Is there an earthquake season like tornado season?

Yesterday, March 16took place a earthquake in japan of magnitude 7.4. It was barely five days after the eleventh anniversary of the earthquake that caused the nuclear disaster of Fukushima. In fact, it was triggered practically in the same neighborhood. This inevitably leads to thinking about the possibility that there is a earthquake season, as is the case with tornadoes or hurricanes. If there were, it would be easier to keep people who live in the most tremor-prone areas alert. However, it’s not that easy. There is no fixed time on the calendaralthough, according to a study published in Science in 2021, in some places, there could be some months with more predisposition.

The study was conducted in Taiwan, where there is a very marked rainy season and a much drier one. It is precisely in the latter that it seems that the drop in groundwater levels could somehow push some kind of earthquake season.

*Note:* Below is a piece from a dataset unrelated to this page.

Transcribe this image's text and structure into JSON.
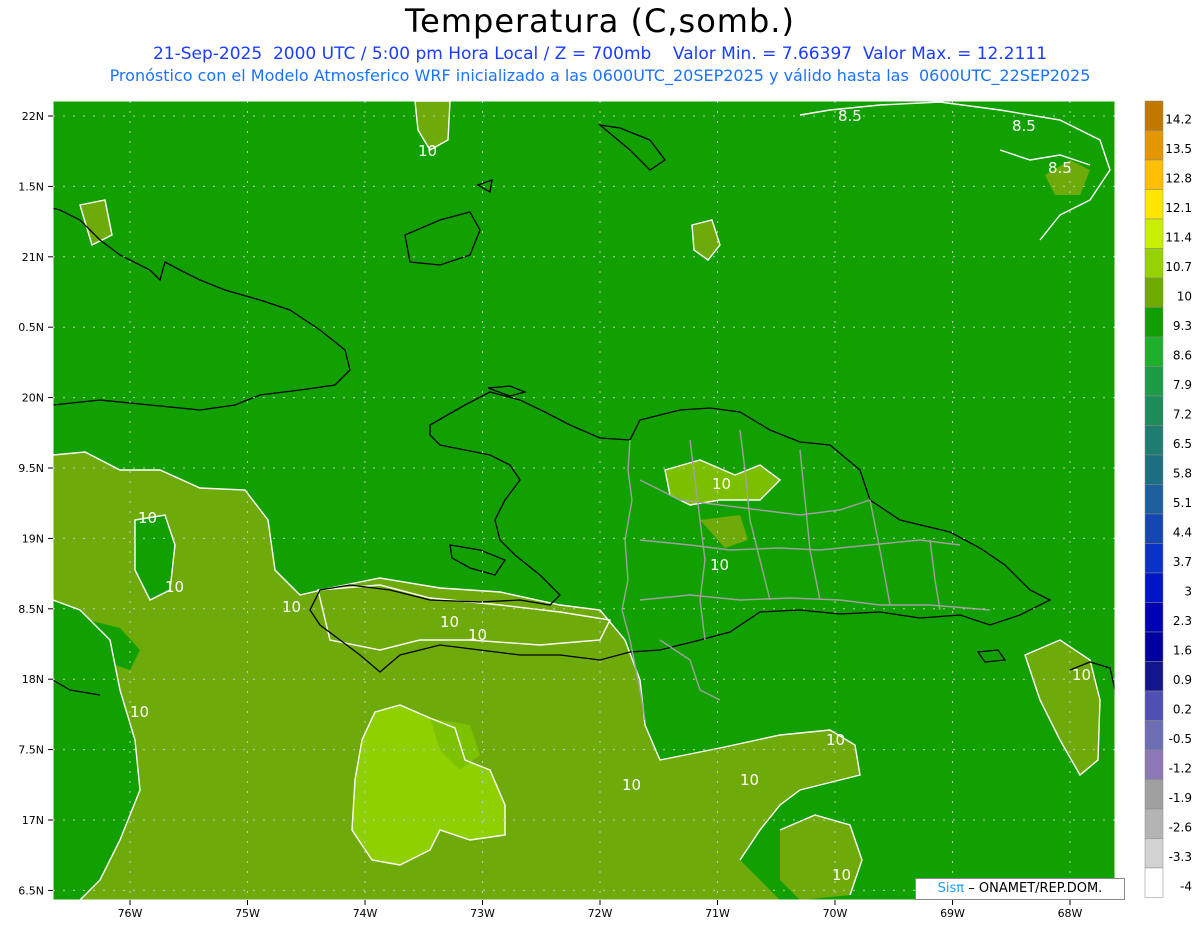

Japan also has a Rainy seasonknown as Tsuyu. However, the differences are not so marked. Therefore, the fact that the last earthquake in Japan took place almost at the same time as that of 2011 seems to be just a coincidence.

Japan earthquake history

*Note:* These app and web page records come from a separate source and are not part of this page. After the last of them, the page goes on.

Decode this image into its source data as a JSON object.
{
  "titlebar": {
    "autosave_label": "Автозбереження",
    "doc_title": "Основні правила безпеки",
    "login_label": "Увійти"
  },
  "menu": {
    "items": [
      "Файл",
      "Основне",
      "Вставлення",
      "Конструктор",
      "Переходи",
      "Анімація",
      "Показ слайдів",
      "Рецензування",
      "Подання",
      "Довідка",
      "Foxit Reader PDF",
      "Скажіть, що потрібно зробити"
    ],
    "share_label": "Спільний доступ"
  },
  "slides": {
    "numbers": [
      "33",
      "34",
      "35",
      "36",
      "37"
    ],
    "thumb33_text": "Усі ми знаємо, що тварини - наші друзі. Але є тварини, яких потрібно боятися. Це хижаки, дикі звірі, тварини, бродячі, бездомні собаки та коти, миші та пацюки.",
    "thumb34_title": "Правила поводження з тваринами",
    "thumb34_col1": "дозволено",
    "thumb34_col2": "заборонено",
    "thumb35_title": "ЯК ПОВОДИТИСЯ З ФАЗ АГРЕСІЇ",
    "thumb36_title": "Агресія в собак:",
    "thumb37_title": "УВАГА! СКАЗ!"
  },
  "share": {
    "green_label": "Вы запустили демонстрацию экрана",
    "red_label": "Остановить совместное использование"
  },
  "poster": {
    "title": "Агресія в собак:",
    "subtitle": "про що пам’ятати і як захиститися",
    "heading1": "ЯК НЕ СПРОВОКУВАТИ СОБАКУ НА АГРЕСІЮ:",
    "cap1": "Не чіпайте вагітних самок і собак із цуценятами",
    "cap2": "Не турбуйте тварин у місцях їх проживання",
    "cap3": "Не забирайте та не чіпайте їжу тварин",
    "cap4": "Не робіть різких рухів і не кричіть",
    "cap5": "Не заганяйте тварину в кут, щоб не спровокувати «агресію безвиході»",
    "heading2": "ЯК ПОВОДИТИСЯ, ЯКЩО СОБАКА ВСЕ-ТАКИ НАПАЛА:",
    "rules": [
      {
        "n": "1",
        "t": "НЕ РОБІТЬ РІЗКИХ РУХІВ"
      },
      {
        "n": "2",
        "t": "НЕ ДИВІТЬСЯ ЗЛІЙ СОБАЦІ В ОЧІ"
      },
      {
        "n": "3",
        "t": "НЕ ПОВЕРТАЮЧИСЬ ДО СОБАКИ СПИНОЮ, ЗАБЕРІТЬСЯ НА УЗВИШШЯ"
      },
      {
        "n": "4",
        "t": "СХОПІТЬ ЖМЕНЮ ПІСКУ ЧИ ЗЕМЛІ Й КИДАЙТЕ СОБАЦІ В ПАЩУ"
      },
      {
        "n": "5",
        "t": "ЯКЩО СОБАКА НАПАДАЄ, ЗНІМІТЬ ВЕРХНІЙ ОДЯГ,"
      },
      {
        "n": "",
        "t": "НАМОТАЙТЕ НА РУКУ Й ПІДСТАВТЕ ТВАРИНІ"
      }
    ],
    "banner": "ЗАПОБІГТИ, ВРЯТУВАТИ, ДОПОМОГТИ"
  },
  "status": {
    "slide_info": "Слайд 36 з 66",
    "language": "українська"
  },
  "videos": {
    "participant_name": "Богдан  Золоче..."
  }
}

The largest earthquake ever recorded in Japan was precisely that of Fukushima in 2011. With a magnitude 9.1 and an intense tsunami behind, left around 9,000 dead and more than 12,000 missing. It was a real tragedy that also included the release of radioactive material from its nuclear power plant.

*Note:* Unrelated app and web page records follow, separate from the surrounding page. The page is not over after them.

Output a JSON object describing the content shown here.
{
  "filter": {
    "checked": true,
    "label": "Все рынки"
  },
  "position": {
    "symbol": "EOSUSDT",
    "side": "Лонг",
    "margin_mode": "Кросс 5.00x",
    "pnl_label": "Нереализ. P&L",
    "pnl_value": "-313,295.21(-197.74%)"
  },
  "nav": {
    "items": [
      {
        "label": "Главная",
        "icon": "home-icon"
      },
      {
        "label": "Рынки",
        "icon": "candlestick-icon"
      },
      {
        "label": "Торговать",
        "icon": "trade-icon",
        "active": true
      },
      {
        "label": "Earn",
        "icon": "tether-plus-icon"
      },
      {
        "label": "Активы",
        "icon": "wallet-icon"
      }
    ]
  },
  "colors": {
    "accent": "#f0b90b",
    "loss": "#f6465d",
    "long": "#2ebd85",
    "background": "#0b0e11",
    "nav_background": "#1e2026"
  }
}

To see the next magnitude earthquake, we must travel far into the past, to 1707. On October 28 of that year, an earthquake of magnitude 8.6 occurred which affected the southwest of the islands of Honshu and Shikoku and the southeast of Kyūshū. More than 5,000 people died and the material damage was incalculable.